South Dakota’s schools will get free computers from the state–but only after they sign a waiver agreeing they still will spend their money already budgeted for technology.

The state has sent a letter to that effect to superintendents. The first schools to return the waivers will get their computers first, said Otto Doll, commissioner of the Bureau of Information and Telecommunications.

The waiver comes after the governor’s office learned some districts might want to divert money budgeted for technology to other areas because the state is giving them the Gateway and Apple computers, Doll said.

“They all have moneys that they approved in their budgets. They obviously felt the need to spend money in that area,” he said. “We have yet to hear anybody say, ‘The last thing I need is PCs.'”

Gov. Bill Janklow announced the $8.17 million purchase of 16,040 computers for schools on July 17. The program was meant to add computers for students, not replace a district’s local purchases, he said.

Brandon Valley Superintendent George Gulson said he will sign the waiver because he already has spent the budgeted technology money. Most districts have done the same because computer orders needed to be placed in the spring, before Janklow announced the state gift, he said.

The Brandon Valley board also voted to spend $65,000 to upgrade the 311 computers the school will get from the state. The school added software, bigger monitors, and switches so they could use the equipment.

“To bring them up to the level we would normally buy … would cost $187,000,” Gulson said. “We buy a Cadillac, and that’s kind of a Chevy. It just gives us more access, so I appreciate it.”

He called the state computers a bonus. The district will be able to replace entire labs and add computers in classrooms, he said.

But the school has to find furniture to put the machines on. And the district would not have ordered as many computers itself if it had known the state machines were coming.

“When they start coming in, we’ll be scratching our heads,” he said.

Sioux Falls schools will spend all their technology budget, officials said. The district will get 2,350 computers, said Bob Jensen, information services supervisor.

The district has had to buy 100 hubs at a cost of $800 each so the computers can be hooked to the school’s network. The district also purchased software that costs $50 per computer, as well as 800 speakers.

Thirteen district staff members will install the machines, starting at the elementary school labs and followed by the middle schools, he said.

“With that many computers, it’s going to take us a few months to get them installed,” Jensen said.

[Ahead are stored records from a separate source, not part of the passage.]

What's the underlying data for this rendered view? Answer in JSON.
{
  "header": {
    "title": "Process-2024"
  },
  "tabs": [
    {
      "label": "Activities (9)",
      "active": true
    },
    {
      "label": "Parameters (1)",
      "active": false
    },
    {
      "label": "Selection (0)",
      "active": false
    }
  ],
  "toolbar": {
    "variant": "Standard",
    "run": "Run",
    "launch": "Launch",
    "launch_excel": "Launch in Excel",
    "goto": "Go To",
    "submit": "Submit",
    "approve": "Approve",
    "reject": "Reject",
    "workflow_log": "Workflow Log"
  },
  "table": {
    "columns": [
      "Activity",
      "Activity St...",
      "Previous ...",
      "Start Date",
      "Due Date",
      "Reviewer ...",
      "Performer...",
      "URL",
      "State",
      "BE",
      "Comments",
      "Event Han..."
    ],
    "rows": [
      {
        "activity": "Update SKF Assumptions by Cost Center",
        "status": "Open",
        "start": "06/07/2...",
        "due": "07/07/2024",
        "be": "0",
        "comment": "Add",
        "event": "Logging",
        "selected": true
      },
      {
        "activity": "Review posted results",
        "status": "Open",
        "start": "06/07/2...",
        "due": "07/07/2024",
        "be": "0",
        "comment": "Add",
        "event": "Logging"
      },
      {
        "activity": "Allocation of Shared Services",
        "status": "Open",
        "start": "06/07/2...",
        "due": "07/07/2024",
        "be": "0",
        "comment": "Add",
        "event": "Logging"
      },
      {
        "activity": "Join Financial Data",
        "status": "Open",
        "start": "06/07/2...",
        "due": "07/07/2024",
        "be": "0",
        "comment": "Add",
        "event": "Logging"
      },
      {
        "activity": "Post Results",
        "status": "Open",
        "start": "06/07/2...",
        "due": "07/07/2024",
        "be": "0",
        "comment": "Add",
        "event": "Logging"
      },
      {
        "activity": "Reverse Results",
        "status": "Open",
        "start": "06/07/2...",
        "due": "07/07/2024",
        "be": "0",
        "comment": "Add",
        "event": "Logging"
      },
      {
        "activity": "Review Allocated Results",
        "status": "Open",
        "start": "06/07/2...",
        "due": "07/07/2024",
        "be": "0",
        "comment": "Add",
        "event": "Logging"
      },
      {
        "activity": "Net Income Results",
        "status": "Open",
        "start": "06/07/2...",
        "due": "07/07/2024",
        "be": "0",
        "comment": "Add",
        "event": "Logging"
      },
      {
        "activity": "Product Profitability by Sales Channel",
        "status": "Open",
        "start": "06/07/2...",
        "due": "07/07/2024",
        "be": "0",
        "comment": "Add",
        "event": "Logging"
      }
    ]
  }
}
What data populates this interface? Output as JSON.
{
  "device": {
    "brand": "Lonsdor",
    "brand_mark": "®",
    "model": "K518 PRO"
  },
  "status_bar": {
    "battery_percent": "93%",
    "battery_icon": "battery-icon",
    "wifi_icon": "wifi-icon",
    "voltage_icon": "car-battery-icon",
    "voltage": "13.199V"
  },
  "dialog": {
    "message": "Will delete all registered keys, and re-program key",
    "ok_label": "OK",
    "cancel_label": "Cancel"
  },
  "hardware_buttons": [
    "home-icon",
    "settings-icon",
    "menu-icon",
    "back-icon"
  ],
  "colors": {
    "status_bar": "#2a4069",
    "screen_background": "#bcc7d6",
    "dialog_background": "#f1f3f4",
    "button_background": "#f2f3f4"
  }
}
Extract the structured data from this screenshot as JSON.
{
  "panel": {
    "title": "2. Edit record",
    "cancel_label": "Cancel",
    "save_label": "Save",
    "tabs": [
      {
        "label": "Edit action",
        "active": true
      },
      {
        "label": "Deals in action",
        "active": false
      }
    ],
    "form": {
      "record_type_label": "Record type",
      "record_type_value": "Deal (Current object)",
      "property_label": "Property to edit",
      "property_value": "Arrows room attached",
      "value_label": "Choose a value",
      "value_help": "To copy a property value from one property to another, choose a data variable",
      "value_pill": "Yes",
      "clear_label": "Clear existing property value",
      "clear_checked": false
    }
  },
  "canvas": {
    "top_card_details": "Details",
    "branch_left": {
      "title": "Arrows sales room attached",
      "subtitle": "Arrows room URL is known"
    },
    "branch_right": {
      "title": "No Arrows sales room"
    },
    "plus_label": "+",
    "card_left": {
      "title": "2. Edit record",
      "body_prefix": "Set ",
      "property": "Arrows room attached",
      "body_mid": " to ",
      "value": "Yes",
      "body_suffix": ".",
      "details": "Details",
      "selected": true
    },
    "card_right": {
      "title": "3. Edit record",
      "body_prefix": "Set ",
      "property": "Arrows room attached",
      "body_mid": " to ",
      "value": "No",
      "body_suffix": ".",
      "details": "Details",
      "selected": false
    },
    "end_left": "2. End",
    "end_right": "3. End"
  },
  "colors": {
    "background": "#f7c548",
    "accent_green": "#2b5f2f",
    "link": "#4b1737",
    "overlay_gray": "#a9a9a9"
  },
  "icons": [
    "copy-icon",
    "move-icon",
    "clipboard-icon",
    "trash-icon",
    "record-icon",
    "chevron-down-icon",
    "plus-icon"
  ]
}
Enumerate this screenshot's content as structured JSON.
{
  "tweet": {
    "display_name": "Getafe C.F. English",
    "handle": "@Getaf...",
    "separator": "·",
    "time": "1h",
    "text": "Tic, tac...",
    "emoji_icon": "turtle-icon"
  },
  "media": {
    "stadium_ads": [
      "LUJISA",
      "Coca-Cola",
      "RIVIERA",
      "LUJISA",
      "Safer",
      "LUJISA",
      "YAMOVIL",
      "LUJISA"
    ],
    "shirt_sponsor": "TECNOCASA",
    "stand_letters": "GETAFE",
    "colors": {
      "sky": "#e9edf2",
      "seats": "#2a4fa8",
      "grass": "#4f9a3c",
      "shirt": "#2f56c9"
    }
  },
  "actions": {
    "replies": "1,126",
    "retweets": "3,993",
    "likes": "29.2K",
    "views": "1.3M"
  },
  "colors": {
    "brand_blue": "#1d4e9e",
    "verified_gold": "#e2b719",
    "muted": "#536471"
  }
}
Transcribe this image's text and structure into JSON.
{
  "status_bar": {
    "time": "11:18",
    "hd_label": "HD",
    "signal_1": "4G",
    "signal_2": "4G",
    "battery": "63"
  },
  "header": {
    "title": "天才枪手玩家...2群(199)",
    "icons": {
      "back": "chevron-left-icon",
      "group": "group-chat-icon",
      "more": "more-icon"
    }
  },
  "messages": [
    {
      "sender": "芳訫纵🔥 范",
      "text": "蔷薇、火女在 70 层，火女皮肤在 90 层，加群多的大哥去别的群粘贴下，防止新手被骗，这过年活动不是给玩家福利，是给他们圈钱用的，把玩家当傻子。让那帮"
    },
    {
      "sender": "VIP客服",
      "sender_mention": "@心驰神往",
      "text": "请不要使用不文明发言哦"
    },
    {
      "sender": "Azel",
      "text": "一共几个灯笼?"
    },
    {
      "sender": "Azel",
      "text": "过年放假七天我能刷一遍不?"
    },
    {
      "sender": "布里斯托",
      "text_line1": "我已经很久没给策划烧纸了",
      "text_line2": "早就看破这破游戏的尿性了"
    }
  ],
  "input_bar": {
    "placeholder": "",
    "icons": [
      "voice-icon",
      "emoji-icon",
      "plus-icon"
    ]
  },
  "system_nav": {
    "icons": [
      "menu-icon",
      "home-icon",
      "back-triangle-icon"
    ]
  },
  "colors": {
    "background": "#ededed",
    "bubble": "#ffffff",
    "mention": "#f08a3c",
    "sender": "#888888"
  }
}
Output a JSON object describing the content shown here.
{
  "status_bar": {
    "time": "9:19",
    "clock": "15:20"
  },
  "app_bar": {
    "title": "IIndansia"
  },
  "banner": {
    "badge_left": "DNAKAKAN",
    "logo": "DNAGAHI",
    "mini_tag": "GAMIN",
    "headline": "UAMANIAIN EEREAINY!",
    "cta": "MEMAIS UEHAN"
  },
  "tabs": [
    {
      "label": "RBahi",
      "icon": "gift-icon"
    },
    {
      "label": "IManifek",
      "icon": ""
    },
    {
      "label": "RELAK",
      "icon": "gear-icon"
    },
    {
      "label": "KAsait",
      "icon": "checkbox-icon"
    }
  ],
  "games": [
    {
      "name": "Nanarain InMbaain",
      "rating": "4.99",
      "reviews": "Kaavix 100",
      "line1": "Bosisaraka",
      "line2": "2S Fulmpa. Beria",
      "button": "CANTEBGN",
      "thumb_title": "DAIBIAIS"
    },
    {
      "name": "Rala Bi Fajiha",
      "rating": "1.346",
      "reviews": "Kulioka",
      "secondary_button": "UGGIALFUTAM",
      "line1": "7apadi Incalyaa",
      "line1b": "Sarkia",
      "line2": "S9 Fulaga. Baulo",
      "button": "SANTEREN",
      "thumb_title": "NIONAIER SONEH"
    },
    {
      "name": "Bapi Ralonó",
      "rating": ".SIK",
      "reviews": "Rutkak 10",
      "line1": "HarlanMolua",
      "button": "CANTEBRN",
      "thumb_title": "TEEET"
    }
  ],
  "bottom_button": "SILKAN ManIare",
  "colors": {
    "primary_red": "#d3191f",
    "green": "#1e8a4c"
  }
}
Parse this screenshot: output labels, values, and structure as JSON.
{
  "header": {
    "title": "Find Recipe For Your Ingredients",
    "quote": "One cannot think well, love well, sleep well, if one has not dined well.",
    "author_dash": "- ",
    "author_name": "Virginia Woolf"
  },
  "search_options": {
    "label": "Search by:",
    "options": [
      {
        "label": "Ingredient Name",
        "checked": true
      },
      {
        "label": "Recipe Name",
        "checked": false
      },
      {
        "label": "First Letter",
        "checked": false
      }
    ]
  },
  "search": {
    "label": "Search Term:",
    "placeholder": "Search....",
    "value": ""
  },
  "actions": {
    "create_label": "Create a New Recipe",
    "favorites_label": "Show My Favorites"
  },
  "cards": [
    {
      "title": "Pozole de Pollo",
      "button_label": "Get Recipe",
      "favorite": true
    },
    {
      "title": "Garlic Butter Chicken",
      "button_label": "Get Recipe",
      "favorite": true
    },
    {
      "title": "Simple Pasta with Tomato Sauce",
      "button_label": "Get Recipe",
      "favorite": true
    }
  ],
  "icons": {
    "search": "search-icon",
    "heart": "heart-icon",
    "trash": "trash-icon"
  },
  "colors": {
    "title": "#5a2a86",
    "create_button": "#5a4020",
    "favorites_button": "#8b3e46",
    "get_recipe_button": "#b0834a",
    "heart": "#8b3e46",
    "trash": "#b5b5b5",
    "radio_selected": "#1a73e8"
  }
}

Gateway started making the computers July 31, said Bob Mercer, spokesman for the governor. “They had to gear up because this essentially doubles their daily production,” he said. Shipments should start in mid-August.

Doll said the state is not asking districts to prove they have spent their budgeted technology money. But community members will know if districts are doing what they pledged. “I think we’ll find out,” he said.

He is not sure how a district would be penalized if it broke the agreement.

“I think the vast majority of the schools, they recognize this as a windfall opportunity, and they’re going to make the most of it,” he said.

The computers will be distributed according to enrollment: one new computer for about every eight students.

Currently there are about 40,000 computers in South Dakota’s public schools. That’s enough for 31.5 percent of the students to be online at the same time. The additional 16,040 computers means 44 percent can be online simultaneously, state officials said.

“This will mean we have one computer for every 2.3 students. It’s incredible what this can mean for students to reach out into the world for information,” Janklow said.

Gateway won the state contract for 15,000 E-1600 SE Windows-based personal computers at a price of $510 apiece. Schools will be able to purchase additional computers from Gateway at the same $510 price, Janklow said.

For the schools that intend to remain on an Apple system, the governor purchased 1,040 of the Apple iMac 400 Indigo units at $474 apiece.

Funding comes from unspent money remaining from the state aid to schools to program, state officials said.

Wakonda is scheduled to receive 25 computers, and Superintendent Ron Flynn said he’ll find spots for the new equipment. But he said the deal makes it look as if the schools can’t manage their own technology.

“It’s as if the state knows better than we do what we need,” Flynn told the Argus Leader.


Gov. Bill Janklow

Gateway Inc.

Apple Computer Inc.